Wall Street would have to come up with billions of dollars in additional capital in a proposed revamp of the Federal Reserve’s annual stress tests that could also scrap some provisions that lenders have criticized.
As the Fed has signaled for months, it is considering changes that would raise the minimum capital that the biggest banks need for a passing grade, Fed Governor Daniel Tarullo said Monday. But the Fed is also mulling concessions that Wall Street has sought, such as eliminating its assumption that lenders would continue to pay out the same level of dividends and buy back shares during periods of financial duress, he said.
The plan shows that even after a litany of new rules and capital demands imposed on the biggest banks in response to the financial crisis, regulators still aren’t satisfied that Wall Street is safe enough to endure another economic tsunami. Tarullo, the Fed’s point person on regulation, conceded that the proposal “would generally result in a significant increase in capital requirements” for the largest lenders.
The overhaul tries to incorporate all the new capital requirements into the stress tests, which already represent the highest hurdle that U.S. banks must clear to show they can survive a hypothetical crisis. A particularly heavy mandate for Wall Street giants is an extra surcharge each firm has to maintain based on their size and complexity. For JPMorgan Chase & Co., that surcharge means an extra 3.5 percentage points of capital.
Bank stocks extended their declines after Tarullo’s remarks were made public, with the 64-company S&P 500 Financials Index dropping 1.7 percent at 2:42 p.m. in New York. JPMorgan fell 2.5 percent, Goldman Sachs Group Inc. slid 2.5 percent and Morgan Stanley tumbled 3 percent.
While banks have been anxiously awaiting the Fed’s proposed revamp, they may not have anticipated the agency would add something other than surcharges to the mix.
The central bank also plans to propose swapping out its 2.5 percent capital conservation buffer — one of the pieces tallied into each firm’s capital target — for a new “stress capital buffer” derived from each firm’s own stress-test results, Tarullo said during a speech at the Yale School of Management in New Haven, Connecticut.
That new number is the product of a simple subtraction: How much capital the bank starts with before the stress scenario the Fed hatches, minus how much the firm has at its lowest point in the nine quarters of the hypothetical stress period.

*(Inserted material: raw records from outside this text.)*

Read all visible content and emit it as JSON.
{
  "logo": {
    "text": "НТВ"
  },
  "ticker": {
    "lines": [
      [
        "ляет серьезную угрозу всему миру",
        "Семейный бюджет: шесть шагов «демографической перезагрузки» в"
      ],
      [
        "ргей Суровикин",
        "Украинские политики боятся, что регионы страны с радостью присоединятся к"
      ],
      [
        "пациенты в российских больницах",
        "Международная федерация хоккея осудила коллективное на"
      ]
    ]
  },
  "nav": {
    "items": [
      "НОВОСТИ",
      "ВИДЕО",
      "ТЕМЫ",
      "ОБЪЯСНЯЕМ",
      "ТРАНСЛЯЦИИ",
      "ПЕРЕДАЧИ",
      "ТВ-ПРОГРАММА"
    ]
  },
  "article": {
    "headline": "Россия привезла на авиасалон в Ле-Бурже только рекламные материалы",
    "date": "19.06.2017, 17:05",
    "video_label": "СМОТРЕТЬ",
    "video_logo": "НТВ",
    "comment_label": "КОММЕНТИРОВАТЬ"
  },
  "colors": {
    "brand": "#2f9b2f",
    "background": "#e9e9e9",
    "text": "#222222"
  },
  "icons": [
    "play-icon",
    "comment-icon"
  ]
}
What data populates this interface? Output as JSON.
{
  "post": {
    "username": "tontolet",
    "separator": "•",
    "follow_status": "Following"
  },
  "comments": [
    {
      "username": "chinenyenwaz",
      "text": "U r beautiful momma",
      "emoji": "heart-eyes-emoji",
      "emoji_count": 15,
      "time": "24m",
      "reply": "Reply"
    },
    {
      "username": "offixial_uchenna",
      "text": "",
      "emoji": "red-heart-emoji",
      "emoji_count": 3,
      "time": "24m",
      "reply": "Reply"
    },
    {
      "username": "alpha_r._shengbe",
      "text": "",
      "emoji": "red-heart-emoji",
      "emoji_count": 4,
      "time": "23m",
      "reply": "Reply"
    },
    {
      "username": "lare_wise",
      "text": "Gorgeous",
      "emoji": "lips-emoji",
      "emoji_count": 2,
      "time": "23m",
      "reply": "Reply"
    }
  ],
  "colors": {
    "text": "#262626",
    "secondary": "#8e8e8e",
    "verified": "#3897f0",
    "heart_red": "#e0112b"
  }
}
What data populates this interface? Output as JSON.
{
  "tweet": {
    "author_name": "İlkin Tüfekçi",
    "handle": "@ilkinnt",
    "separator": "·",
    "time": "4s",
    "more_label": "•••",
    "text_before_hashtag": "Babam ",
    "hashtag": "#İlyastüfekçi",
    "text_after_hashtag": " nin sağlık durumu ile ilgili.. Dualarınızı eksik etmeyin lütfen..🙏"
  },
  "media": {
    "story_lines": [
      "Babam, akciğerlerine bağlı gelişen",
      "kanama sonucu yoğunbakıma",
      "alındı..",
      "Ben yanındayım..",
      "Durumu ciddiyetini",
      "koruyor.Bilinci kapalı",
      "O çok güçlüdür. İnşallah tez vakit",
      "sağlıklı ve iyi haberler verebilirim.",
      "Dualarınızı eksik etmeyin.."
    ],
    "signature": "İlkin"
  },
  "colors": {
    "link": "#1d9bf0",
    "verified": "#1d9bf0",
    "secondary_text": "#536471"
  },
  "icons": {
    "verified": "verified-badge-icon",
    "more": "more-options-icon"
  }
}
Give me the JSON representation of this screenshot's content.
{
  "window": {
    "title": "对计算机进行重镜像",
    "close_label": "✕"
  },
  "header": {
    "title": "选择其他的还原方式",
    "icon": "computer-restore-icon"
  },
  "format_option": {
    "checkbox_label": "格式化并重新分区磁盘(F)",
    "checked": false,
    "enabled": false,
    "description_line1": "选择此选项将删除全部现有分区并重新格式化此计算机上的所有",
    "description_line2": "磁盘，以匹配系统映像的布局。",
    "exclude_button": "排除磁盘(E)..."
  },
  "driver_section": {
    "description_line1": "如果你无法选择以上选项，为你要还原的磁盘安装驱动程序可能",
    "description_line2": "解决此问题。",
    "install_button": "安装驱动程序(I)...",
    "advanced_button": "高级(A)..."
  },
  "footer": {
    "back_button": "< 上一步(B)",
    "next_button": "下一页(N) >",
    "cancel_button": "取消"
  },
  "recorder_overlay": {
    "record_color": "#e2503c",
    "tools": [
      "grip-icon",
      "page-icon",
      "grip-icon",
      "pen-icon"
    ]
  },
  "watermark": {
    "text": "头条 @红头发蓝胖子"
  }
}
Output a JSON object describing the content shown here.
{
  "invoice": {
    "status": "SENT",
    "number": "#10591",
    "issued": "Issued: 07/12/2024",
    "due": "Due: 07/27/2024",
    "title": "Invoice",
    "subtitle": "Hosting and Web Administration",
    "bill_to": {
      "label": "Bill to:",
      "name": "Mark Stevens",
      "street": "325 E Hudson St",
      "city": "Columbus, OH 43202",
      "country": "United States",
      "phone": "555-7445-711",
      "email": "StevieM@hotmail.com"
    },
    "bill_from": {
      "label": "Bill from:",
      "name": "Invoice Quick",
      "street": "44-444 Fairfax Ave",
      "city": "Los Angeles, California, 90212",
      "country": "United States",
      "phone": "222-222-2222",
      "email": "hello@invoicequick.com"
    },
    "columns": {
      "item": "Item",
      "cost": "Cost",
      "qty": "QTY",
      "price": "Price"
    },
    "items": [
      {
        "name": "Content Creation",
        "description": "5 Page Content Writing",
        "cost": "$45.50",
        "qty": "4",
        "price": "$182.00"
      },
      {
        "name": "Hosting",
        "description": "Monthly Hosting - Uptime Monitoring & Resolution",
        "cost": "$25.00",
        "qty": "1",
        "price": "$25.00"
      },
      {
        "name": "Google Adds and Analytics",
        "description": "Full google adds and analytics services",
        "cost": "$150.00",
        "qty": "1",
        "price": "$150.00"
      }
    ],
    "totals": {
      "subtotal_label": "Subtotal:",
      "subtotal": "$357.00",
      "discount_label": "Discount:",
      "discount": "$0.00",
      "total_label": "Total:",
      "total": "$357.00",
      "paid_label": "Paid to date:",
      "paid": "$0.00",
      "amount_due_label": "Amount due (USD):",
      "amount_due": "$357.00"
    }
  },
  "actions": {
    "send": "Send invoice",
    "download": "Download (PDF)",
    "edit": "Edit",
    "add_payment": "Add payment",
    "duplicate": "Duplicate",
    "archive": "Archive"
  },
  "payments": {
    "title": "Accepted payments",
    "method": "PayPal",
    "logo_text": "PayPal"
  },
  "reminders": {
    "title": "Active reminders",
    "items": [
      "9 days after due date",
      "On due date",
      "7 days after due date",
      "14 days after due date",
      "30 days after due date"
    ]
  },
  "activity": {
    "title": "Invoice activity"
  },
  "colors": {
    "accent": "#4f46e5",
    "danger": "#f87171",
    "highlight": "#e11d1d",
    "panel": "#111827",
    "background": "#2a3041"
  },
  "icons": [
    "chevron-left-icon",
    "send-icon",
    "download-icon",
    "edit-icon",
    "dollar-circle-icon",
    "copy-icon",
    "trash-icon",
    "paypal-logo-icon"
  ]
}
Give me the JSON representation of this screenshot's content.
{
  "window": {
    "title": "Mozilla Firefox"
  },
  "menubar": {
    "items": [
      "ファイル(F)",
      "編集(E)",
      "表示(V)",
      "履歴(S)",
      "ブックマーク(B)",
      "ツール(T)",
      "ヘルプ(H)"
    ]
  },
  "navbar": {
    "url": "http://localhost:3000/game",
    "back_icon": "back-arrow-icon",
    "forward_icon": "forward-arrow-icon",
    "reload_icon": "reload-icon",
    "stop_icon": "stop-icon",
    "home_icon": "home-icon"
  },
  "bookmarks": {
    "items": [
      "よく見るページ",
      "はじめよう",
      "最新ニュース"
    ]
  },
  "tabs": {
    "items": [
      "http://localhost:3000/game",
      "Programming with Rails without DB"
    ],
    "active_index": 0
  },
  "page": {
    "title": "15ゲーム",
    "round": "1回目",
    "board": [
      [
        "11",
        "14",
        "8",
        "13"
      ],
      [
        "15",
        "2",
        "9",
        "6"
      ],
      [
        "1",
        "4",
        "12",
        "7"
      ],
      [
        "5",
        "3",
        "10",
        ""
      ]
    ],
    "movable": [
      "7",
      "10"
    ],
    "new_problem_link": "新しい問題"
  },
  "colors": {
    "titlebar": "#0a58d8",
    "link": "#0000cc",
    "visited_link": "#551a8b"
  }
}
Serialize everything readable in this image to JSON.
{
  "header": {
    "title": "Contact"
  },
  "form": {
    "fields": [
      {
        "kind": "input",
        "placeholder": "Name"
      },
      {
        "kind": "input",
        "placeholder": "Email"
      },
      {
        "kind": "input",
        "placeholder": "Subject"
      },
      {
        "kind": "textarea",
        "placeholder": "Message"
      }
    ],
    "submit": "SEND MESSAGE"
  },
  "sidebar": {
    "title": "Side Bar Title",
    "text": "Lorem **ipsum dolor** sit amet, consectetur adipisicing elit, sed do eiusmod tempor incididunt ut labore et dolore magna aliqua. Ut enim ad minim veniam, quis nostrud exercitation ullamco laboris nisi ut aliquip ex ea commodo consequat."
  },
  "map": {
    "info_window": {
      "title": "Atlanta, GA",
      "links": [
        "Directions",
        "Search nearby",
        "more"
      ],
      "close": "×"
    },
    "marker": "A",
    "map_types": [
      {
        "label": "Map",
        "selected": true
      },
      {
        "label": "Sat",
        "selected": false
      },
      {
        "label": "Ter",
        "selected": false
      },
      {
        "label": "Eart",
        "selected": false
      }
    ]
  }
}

If the institution started with 13 percent and dropped to 8, its buffer is 5 percent. And the buffer won’t be allowed to be less than the old 2.5 percent.
The overall capital minimum — which won’t be finished in time for the next round of stress tests — would be the combination of three criteria: an unchanged 4.5 percent base, plus the new stress capital buffer, plus any big-bank surcharge.
Spokesmen for JPMorgan, Bank of America Corp., Citigroup Inc., Goldman Sachs and Morgan Stanley declined to comment on Tarullo’s speech.
When the Fed proposes its rule “early next year,” Tarullo said it will likely include an assumption that banks would only continue paying dividends for 12 months during a period of stress, rather than two years. The central bank also plans to incorporate an assumption that banks won’t increase the size of their balance sheets.
Those changes could make it easier for Wall Street to stomach the boost in minimal capital that they will prohibited from dipping beneath.
The Fed will also free most banks with less than $250 billion in assets from one of the toughest part of the stress tests — the “qualitative” measure that assesses how well they keep track of their capital needs. That exemption, and a plan to reduce some reporting and record-keeping requirements for smaller regional banks, will be formally proposed Monday.
Caught between Wall Street and the smaller firms are some big regional banks and foreign institutions that will face the new stress capital buffer but don’t have a surcharge to tack on. However, because they’d get the benefit of some of the other changes, Tarullo estimated that their capital requirement could be a bit lower overall.
Tarullo said the changes come from the Fed’s recently completed review of its stress-tests. After the overhaul, banks that fall below their new capital minimums will have a harder time winning approval to boost dividends, buy back stock and give bonuses to executives.
Tarullo suggested the Fed will also tweak some of the economic assumptions it uses, including unemployment and housing statistics, and it will better consider the kind of funding shocks, liquidity pressure and fire sales that are usually happening in a time of crisis. That could mean additional headaches for megabanks.
“All of this will make it harder for the biggest banks to pass,” Jaret Seiberg, an analyst at Guggenheim Securities, wrote in a Monday research note.
By Jesse Hamilton